Exercise directions: The response must contain every line below in which "JSON" appears.

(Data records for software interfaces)

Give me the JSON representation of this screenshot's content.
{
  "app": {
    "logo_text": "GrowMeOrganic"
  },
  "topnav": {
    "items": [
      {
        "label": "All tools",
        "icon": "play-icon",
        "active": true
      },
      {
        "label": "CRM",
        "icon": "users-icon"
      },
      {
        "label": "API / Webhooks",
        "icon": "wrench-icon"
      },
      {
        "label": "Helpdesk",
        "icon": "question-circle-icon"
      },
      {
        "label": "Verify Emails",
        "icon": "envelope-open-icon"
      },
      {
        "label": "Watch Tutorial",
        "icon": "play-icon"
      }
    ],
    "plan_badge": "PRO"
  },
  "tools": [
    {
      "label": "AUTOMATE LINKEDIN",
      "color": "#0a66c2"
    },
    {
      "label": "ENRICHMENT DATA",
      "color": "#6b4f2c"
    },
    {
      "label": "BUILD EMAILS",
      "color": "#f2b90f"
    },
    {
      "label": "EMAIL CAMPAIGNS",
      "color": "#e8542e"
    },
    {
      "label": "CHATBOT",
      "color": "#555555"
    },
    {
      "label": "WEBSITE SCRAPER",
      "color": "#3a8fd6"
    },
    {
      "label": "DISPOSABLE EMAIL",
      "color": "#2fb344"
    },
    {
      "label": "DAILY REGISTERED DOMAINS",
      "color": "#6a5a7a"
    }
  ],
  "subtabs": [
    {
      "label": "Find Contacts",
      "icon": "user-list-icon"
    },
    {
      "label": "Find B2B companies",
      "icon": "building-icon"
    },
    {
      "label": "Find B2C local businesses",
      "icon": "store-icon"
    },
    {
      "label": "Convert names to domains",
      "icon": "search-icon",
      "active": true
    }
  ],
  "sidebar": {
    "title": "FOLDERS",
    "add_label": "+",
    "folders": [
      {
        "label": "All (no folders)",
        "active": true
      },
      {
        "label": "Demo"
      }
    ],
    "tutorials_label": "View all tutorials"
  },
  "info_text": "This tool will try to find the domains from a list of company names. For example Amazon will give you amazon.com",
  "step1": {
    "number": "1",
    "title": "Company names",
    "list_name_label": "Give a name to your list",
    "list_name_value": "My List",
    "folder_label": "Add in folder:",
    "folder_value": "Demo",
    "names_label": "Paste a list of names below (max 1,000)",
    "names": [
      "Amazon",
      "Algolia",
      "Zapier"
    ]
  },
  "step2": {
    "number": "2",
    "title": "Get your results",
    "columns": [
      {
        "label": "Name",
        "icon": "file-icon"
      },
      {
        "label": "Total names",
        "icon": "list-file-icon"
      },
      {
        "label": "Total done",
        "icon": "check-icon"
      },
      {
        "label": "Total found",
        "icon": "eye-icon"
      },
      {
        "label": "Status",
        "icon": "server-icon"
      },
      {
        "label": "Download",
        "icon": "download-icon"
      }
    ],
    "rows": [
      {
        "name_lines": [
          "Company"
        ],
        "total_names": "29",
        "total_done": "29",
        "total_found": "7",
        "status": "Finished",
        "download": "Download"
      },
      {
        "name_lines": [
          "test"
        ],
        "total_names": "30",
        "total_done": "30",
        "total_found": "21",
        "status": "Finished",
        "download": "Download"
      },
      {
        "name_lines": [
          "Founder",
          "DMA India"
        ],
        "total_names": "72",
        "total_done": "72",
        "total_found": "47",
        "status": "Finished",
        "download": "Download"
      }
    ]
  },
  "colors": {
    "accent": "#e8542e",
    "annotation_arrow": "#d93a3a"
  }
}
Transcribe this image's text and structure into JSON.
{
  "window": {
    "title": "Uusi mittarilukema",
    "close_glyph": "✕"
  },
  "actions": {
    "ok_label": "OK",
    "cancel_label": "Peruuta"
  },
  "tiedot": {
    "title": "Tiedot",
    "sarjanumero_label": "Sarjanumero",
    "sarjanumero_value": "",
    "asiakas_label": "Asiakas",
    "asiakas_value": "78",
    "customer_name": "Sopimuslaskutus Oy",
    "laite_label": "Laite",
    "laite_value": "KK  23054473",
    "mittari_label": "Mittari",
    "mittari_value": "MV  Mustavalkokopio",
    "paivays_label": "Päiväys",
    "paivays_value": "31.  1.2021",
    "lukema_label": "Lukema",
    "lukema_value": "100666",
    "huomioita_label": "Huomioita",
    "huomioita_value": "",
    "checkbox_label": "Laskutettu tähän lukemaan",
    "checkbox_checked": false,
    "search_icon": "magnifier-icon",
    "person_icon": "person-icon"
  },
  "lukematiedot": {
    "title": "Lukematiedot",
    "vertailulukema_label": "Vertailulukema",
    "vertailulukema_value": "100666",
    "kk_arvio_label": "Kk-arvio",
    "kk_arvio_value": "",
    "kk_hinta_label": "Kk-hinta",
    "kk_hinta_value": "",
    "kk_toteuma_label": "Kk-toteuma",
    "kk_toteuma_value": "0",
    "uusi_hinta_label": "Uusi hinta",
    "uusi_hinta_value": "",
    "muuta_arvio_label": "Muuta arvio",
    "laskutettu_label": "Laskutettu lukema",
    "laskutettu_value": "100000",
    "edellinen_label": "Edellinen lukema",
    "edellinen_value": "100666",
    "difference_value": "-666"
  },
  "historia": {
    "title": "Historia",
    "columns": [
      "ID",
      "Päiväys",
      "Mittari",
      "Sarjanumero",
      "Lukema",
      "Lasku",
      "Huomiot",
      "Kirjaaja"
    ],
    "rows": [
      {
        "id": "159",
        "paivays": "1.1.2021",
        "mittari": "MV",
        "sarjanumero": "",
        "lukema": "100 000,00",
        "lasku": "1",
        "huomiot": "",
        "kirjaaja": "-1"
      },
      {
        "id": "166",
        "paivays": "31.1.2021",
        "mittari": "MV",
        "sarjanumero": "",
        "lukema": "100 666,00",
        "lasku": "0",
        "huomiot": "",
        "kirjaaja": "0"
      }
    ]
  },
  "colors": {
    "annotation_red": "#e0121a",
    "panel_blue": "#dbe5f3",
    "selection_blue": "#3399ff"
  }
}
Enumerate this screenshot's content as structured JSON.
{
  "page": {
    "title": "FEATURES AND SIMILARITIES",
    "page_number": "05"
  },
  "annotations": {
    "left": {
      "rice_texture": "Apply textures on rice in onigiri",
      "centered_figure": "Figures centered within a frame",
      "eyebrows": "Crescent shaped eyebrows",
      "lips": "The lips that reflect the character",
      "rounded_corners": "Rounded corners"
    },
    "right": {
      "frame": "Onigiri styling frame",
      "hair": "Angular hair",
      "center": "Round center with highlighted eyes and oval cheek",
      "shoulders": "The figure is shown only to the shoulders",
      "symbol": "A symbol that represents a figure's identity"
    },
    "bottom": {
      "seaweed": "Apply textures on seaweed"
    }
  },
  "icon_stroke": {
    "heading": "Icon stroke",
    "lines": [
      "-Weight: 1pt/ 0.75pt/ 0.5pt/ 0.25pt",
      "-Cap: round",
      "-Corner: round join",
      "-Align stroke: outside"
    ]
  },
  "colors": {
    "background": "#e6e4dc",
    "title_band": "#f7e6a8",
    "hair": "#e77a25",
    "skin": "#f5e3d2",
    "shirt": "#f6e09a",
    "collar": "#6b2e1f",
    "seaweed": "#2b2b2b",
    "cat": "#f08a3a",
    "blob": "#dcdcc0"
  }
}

Your solution:
Give me the JSON representation of this screenshot's content.
Transcribe this image's text and structure into JSON.
Enumerate this screenshot's content as structured JSON.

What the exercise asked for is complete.